▶ _REQUIREMENT_
Make an exact copy of the records that follow, with each picture omitted.

▶ _SOURCE RECORDS_
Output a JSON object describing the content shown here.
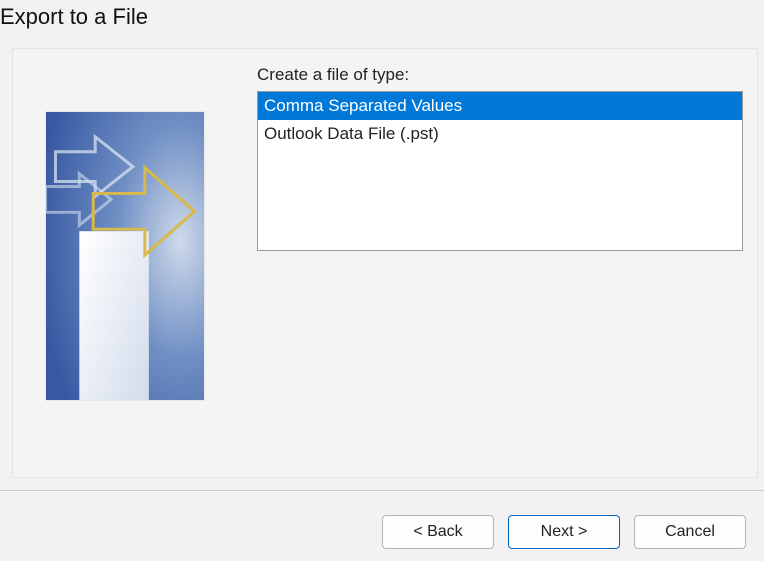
{
  "dialog": {
    "title": "Export to a File"
  },
  "form": {
    "file_type_label": "Create a file of type:",
    "options": [
      {
        "label": "Comma Separated Values",
        "selected": true
      },
      {
        "label": "Outlook Data File (.pst)",
        "selected": false
      }
    ]
  },
  "buttons": {
    "back": "< Back",
    "next": "Next >",
    "cancel": "Cancel"
  }
}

▶ _ANSWER SPACE_
Output a JSON object describing the content shown here.
{
  "dialog": {
    "title": "Export to a File"
  },
  "form": {
    "file_type_label": "Create a file of type:",
    "options": [
      {
        "label": "Comma Separated Values",
        "selected": true
      },
      {
        "label": "Outlook Data File (.pst)",
        "selected": false
      }
    ]
  },
  "buttons": {
    "back": "< Back",
    "next": "Next >",
    "cancel": "Cancel"
  }
}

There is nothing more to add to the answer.